Olivia Finnegan was bitten by the acting bug as a busy seven-year-old girl living in Los Angeles, California.
At 16 she traveled to Mexico with Sister Cities International, an economic development initiative that inspired her to return home and create an after-school program for elementary school students who wrote stories and performed plays about water pollution.
Her love for theatre, travel and humanity followed her 1,500 miles to Nebraska Wesleyan University, where she will graduate in May with a theatre degree and experiences in 14 countries.
Her last study abroad experience as an NWU student took her to Perth, Australia, in January where she performed a one-woman show that explored the quirks, characteristics and complications of being human that were all experienced through her NWU travels. Her show, “Hostel Environment,” premiered at the Fringe World Festival, the country’s largest performance platform that showcases 700 shows in 150 venues.
“Through a series of monologues and a short dance interlude, I endeavored to portray a conglomeration of characters I’ve interacted with while traveling in an attempt to communicate the collective humanity of us all,” said Finnegan.
The title, “Hostel Environment,” is a pun born of the countless nights spent sleeping beside strangers in the bunk beds of a hostel dorm throughout her travels, she said. Using impressions of the humans she’s observed, Finnegan’s solo performance shared a variety of stories ranging from a homeless man dancing in the streets of Madrid to the tight-lipped Englishman with kind eyes and plenty of wisdom to hundreds of other individuals she interacted with her travels.

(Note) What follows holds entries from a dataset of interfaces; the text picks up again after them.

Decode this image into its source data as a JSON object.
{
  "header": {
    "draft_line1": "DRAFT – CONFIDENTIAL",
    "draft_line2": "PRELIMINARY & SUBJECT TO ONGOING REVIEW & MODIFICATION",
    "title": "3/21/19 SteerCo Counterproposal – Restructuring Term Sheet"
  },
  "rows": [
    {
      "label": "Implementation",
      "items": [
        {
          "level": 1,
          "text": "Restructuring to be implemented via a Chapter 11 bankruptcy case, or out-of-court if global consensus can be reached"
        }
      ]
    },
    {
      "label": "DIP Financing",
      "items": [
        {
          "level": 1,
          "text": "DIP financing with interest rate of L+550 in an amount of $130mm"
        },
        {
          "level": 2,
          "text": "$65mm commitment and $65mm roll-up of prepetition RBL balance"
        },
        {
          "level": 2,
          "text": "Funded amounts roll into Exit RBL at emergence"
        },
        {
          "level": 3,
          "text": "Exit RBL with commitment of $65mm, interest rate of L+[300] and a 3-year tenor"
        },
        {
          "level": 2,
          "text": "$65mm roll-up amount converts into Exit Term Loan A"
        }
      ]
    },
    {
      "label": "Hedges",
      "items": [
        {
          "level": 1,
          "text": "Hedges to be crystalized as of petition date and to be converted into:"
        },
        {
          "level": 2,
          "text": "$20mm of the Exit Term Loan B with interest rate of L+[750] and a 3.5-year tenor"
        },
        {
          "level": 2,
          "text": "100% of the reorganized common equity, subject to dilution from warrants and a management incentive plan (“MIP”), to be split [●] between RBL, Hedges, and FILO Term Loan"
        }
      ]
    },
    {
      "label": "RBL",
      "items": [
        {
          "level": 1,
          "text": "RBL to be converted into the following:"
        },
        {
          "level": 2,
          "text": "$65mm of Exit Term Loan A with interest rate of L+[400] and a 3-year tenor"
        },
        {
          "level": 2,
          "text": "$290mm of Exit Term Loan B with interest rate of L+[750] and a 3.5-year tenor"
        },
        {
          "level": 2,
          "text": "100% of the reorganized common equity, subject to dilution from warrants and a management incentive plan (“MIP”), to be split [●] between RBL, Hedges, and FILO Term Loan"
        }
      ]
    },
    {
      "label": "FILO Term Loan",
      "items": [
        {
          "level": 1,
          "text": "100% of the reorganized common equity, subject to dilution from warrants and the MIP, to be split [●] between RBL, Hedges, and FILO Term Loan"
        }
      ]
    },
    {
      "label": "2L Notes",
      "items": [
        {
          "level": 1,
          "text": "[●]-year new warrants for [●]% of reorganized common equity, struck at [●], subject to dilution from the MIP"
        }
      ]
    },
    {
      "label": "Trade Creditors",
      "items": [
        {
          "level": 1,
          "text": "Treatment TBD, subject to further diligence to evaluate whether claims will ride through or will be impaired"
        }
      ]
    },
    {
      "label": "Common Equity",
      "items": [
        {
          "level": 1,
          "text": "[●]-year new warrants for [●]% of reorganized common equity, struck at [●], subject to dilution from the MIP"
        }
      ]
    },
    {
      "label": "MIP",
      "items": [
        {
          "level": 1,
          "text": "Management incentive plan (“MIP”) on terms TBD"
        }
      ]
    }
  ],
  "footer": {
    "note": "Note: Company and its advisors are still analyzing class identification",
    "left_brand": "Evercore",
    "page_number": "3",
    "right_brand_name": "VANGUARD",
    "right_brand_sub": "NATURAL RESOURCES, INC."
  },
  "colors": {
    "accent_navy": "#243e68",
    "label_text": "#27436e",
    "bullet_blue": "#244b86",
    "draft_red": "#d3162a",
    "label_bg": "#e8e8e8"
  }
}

The opportunity to perform her show at the Fringe World Festival was made possible through the university’s Student-Faculty Collaborative Research Fund. Finnegan turned to theatre professor Jay Chipman who had long supported Finnegan’s study abroad experiences, writing her letters of recommendation and faithfully following her travel blogs.
“When it was time to stage it (Hostel Environment) and make it a story to be seen by the world, Jay was there to be that eye,” Finnegan said of Chipman, who directed her show. “It only made sense that he was the professor to collaborate with because he had been an integral part of sending me abroad the first two times.”
Finnegan was pleased by the crowd’s response to her show, but her greatest appreciation came from experiencing the festival's many cultures.
“That theme of humanity that I explore in the show was confirmed with my experience in Perth and so I felt very good performing that particular part of the show while I was there because I was living that kindness.”
Taking what she learned from her own performance and the performances she attended, Finnegan is now further exploring the intersection of theatre and culture for her senior capstone project. That passion for theatre and culture was first planted during her time in Mexico as a teenager, and grew considerably through her NWU experiences that have included studying abroad in England and Central America, backpacking through continental Europe, and performing onstage and working behind the scenes in Elder Theatre at Nebraska Wesleyan.
“I’ve learned a lot about what theatre looks like in other cultures and from an academic standpoint, and I think that’s fueled the fire to want to see what it looks like in real life,” said Finnegan who is considering a graduate degree in theatrical anthropology and a possible career teaching theatre internationally.
“It built her confidence as a performer and allowed her to network with other theatre artists,” Chipman said of her Australia experience.
It’s just the confidence she needed as she looks ahead to her next stage.
“My resume is packed,” said Finnegan. “Wesleyan has taught me how to work hard. I am very grateful for that.
“I feel very ready for the real world.”
Story by Emmalie Harris, public relations intern.